One of the main means for its application is, of course, clause 1 of the bill, which amends the definition of Attorney General in order to enable proceedings to be undertaken.
The definition of the offences is also important. I will read clause 2.01.
Despite anything in this Act or any other Act, a person who commits an act or omission outside Canada that if committed in Canada would constitute an offence under section 322, 341, 344, 380, 430 or 434 in relation to cultural property as defined in Article 1 of the Convention, or a conspiracy or an attempt to commit such an offence, or being an accessory after the fact or counselling in relation to such an offence, is deemed to have committed that act or omission in Canada if the person
(a) is a Canadian citizen;
(b) is not a citizen of any state and ordinarily resides in Canada; or
(c) is a permanent resident within the meaning of subsection 2(1) of the Immigration and Refugee Protection Act and is, after the commission of the act or omission, present in Canada.
This is a powerful clause, but it is demanding at the same time.
Clause 3 of the bill provides that everyone who commits mischief in relation to cultural property is guilty of an indictable offence and liable to imprisonment for a term not exceeding ten years, or guilty of an offence punishable on summary conviction.
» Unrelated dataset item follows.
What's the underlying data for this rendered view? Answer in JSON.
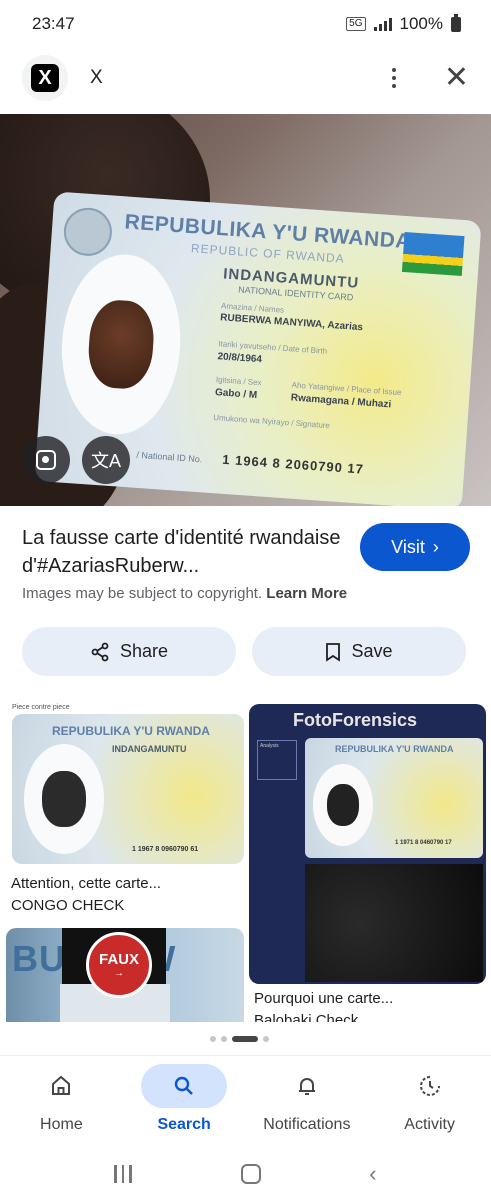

Clause 4 adds a section to the Cultural Property Export and Import Act, entitled “Convention for the Protection of Cultural Property in the Event of Armed Conflict and its Protocols”. It states that it is prohibited to export or remove cultural property from an occupied territory of a State party to the second protocol. It also describes action for the recovery of the cultural property, and the court may make an order in that regard.
Canada has more obligations, however. The convention and its two protocols do entail a number of obligations which are not set out in the bill, which only focusses on the criminal aspects of the protection of cultural property. Given that the government is likely not to consult Parliament before signing the protocol, consideration of this bill is the only opportunity afforded parliamentarians to examine Canada's preparedness to fulfil its obligations. Ultimately, we know that, for historical reasons, our time is short.
I will provide an example of the obligations that Canada agrees to honour, which are not set out in the bills. Here then is one of the obligations the contracting parties must honour. They shall, for example, undertake to prepare for the safeguarding of cultural property situated within their own territory by taking inventories, planning emergency measures against the risk of fire or building collapse, preparing for the removal of moveable or immovable property, proper protection of it and the designation of competent authorities responsible for its safeguard. What has the government done in this regard?
Here is another obligation. In time of war, the contracting parties shall protect cultural property located in occupied territory, and, insofar as possible, take the measures needed to preserve it.
The Canadian armed forces are regularly required to operate in areas where there is a risk of pillage or destruction of cultural property. These duties require, therefore, that significant measures be taken to make the military familiar with the convention. More money will of course be required and, more importantly, the military will have to be accountable as will all persons entering these areas, given the obligation not only to prevent and remedy but to foresee as well.
So, this is an important moment. This Parliament is finally agreeing to acquire the means to comply with this second strengthened protocol to safeguard world cultural heritage threatened, not only by the environment, which is another dimension, but by wars and the various conflicts occurring in the world and some parties more than others. We might consider the example of Africa, whose cultural treasures were pillaged and not only during a time of conflict. Other continents besides Africa have also been pillaged, of course.
At the moment, we are concentrating on the huge damage caused by war and conflict, and we want to prevent it from recurring.